HC Deb 08 November 1888 vol 330 c646
DR. CAMERON (Glasgow, College)

asked the Under Secretary of State for the Colonies, Whether his attention has been called to the following passage in a letter, dated from Manchester, and signed James F. Hutton, which appeared in The Times, of the 5th instant:— Four weeks back, at a meeting of the Chamber of Commerce in this city, an English merchant, speaking in the presence of the Governor of Sierra Leone, relative to the action last year of a piratical chief at Sherbro, said, 'He swept down and took 900 captives out of British territory, 700 women and children and 200 men, all British subjects. Not a finger has been lifted to rescue these people from captivity, and the majority of them are in captivity to this day.' This statement was not contradicted at the time. It was published next day, but still remains unnoticed; and, if he would inform the House whether there is any, and, if so, what, foundation for the statement referred to?

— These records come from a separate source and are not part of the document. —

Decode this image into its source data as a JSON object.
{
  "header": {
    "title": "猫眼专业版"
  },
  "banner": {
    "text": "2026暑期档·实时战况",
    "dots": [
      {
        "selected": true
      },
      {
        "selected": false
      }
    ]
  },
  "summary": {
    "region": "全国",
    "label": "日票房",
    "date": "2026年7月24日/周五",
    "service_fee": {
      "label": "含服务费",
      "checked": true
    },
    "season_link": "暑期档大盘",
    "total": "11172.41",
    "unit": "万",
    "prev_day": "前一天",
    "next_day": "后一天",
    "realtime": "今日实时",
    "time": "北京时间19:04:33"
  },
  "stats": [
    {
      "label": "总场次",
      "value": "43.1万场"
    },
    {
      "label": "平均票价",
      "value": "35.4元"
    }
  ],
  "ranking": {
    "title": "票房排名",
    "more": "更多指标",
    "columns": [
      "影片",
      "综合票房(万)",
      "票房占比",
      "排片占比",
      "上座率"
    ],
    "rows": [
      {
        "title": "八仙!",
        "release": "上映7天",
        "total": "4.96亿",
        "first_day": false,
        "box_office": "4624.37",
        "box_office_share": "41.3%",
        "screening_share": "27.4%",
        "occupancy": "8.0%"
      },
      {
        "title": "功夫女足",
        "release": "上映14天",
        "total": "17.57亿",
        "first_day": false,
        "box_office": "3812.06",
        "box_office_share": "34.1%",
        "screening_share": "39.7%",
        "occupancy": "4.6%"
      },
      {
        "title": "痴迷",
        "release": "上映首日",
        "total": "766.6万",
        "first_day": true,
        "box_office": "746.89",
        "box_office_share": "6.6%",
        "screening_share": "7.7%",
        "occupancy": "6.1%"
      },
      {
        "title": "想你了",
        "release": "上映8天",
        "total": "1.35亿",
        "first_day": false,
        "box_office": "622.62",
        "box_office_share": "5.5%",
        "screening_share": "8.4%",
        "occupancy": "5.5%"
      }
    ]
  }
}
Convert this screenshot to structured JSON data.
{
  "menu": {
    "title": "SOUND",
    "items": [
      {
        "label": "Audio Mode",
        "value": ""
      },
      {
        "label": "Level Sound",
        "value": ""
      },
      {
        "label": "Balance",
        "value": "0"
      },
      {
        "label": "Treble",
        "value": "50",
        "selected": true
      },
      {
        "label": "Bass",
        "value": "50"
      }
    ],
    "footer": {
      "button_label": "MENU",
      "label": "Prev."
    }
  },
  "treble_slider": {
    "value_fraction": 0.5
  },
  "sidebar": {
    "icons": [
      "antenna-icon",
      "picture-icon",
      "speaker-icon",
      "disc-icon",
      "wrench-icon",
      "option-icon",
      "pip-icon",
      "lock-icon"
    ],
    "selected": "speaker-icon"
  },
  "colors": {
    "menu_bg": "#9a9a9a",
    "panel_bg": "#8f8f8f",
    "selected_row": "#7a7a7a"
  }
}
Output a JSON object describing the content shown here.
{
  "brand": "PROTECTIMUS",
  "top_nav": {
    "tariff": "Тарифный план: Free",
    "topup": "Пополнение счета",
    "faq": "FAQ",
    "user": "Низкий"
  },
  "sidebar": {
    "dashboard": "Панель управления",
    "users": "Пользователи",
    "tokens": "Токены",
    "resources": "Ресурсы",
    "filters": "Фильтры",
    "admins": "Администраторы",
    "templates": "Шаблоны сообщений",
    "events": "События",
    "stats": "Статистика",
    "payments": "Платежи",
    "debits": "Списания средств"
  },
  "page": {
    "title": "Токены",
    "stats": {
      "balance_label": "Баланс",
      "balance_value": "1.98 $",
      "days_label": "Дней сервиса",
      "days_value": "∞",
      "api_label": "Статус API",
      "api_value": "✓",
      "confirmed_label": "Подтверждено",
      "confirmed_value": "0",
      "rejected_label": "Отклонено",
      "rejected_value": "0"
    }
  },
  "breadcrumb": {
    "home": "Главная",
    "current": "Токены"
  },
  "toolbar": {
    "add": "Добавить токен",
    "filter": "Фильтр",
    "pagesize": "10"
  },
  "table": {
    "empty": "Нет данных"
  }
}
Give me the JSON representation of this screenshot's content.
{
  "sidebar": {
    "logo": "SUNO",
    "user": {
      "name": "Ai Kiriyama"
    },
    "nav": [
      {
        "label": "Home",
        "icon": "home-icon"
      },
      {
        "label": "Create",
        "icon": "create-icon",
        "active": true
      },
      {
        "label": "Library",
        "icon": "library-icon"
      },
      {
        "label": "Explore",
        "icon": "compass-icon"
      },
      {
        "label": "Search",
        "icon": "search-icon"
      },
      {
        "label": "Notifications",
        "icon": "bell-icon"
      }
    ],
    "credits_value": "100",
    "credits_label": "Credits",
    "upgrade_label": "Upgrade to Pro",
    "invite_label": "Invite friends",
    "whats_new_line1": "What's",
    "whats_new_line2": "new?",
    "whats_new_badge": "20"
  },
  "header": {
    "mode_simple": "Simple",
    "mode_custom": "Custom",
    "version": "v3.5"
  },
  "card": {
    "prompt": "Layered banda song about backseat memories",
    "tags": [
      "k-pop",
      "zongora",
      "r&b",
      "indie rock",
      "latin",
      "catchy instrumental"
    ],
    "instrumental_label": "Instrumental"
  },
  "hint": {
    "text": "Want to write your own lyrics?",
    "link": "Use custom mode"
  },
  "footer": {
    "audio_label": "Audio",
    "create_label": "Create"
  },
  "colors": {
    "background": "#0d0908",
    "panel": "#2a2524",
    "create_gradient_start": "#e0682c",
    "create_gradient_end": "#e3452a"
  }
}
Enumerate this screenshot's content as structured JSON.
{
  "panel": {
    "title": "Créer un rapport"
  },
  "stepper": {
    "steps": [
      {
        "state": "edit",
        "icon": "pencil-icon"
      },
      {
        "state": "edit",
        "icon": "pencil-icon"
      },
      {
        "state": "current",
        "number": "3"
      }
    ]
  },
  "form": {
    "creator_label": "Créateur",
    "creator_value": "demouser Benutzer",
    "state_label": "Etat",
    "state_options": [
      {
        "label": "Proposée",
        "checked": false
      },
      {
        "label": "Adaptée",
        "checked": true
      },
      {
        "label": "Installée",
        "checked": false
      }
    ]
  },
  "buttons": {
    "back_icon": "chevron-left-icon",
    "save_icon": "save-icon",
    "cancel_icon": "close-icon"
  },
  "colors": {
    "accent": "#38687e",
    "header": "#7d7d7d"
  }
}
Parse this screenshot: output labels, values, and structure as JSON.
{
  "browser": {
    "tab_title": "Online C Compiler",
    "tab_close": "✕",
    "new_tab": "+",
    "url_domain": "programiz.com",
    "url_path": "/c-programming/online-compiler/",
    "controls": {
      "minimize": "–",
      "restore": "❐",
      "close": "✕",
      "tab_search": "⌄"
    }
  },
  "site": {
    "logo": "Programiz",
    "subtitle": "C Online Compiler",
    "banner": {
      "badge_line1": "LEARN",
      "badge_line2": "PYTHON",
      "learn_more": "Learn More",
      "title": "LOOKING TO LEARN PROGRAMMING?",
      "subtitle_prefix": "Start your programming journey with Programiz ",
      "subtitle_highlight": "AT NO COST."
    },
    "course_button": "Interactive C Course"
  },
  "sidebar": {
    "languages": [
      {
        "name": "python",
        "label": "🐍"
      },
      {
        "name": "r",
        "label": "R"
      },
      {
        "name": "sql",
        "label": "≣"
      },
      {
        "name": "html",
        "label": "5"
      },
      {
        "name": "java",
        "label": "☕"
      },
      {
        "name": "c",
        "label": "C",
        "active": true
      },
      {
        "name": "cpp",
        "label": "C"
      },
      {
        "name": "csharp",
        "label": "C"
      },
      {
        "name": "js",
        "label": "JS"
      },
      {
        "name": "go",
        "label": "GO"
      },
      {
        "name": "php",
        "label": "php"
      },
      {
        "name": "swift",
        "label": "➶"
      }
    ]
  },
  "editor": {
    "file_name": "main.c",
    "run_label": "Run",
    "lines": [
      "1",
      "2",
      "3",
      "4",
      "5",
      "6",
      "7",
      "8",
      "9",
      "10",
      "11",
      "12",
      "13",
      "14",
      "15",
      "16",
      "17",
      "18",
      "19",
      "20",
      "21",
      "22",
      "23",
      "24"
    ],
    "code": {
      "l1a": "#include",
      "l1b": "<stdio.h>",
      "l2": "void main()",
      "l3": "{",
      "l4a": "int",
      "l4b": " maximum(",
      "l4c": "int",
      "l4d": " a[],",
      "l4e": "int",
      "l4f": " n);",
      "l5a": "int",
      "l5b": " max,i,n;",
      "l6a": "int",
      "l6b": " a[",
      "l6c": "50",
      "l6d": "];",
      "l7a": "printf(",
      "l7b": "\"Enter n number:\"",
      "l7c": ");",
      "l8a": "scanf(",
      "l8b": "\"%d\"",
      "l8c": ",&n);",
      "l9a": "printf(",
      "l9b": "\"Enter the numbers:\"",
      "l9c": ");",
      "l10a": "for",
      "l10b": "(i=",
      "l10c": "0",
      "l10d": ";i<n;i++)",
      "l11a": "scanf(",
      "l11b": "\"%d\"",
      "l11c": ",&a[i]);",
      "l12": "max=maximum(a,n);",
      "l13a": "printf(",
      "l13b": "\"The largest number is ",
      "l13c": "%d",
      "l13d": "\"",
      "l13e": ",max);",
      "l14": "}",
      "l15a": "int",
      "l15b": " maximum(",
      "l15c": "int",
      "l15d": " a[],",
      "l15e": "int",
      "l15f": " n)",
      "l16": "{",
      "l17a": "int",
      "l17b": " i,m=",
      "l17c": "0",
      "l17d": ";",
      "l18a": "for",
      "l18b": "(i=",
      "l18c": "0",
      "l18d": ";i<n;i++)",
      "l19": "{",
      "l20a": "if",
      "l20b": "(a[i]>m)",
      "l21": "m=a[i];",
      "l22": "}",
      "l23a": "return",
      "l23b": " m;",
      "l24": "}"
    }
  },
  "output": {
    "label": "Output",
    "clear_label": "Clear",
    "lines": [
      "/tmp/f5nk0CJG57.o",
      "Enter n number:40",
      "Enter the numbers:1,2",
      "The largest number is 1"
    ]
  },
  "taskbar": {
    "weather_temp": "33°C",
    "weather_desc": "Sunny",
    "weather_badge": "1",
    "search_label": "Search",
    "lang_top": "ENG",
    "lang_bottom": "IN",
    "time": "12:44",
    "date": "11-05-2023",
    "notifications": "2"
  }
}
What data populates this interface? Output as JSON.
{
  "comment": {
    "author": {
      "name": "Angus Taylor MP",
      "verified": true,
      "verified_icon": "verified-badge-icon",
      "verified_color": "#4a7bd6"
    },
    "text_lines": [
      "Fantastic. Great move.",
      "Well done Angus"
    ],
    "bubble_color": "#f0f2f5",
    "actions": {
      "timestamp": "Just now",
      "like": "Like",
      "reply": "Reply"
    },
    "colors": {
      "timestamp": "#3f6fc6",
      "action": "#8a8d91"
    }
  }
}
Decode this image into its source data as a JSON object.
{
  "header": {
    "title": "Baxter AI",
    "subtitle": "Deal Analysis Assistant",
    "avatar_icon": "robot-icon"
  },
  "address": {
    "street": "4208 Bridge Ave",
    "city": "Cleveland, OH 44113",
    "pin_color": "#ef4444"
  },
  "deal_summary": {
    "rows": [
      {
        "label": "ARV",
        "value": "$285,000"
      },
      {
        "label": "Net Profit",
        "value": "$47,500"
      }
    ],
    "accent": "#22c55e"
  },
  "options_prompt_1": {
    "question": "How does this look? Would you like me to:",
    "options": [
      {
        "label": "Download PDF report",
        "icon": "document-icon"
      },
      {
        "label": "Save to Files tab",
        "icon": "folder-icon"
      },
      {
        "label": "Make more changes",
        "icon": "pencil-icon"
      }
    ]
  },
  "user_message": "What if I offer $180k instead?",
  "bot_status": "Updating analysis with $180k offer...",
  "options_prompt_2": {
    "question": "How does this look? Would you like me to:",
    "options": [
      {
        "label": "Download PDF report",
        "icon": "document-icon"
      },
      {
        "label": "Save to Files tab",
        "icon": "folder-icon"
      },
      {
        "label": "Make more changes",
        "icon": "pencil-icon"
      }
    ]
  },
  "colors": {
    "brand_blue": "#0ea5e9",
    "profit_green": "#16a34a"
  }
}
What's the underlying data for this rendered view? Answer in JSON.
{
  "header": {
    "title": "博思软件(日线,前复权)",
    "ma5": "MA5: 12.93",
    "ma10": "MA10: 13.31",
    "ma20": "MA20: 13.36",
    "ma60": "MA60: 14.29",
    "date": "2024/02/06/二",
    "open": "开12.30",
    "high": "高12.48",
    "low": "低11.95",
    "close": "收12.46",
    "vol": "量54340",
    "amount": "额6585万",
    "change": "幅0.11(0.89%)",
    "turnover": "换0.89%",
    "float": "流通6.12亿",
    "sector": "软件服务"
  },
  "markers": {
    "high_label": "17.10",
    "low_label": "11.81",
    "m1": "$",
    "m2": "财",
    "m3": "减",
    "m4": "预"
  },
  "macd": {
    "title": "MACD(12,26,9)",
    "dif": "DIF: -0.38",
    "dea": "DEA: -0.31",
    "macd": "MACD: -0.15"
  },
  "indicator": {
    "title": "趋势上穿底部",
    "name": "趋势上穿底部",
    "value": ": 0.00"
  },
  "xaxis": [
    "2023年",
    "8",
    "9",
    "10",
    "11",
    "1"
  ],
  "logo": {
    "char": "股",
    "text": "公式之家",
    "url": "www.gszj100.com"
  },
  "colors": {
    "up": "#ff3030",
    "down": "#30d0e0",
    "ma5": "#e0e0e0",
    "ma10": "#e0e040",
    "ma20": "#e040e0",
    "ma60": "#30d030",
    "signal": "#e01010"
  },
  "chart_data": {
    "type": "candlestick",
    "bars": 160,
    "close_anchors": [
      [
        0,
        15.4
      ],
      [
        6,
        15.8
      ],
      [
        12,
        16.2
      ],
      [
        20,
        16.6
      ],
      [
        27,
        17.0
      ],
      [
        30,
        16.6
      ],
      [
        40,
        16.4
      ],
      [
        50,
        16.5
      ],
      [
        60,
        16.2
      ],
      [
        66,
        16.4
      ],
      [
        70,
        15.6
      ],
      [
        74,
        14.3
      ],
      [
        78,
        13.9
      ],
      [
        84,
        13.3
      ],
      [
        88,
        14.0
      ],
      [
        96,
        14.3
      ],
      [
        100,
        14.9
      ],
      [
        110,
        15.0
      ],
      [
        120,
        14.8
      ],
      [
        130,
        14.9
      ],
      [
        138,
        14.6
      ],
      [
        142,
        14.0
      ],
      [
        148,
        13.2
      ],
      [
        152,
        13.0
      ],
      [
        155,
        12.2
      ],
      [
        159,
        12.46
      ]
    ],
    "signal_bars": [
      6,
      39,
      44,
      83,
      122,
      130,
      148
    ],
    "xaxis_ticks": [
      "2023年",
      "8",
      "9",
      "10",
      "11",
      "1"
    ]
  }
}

My attention has been called to the letter. It is to be presumed that the speaker referred to the raid made on the Sulymah District in April of last year, the details of which are given at length in No. 80 of Blue Book C. 5,236. There is no information in the Colonial Office showing that 900 British subjects, or any similar number, were carried off by the raiders; but some were, no doubt, carried away. It was decided that there was no such prospect of effectually punishing the raiders and preventing further attacks as would justify a prolonged and very costly expedition to a long distance into the interior; but the Governor has been instructed to consider how a defensive force may best be organized; and, in the meantime, all practicable temporary measures have been taken.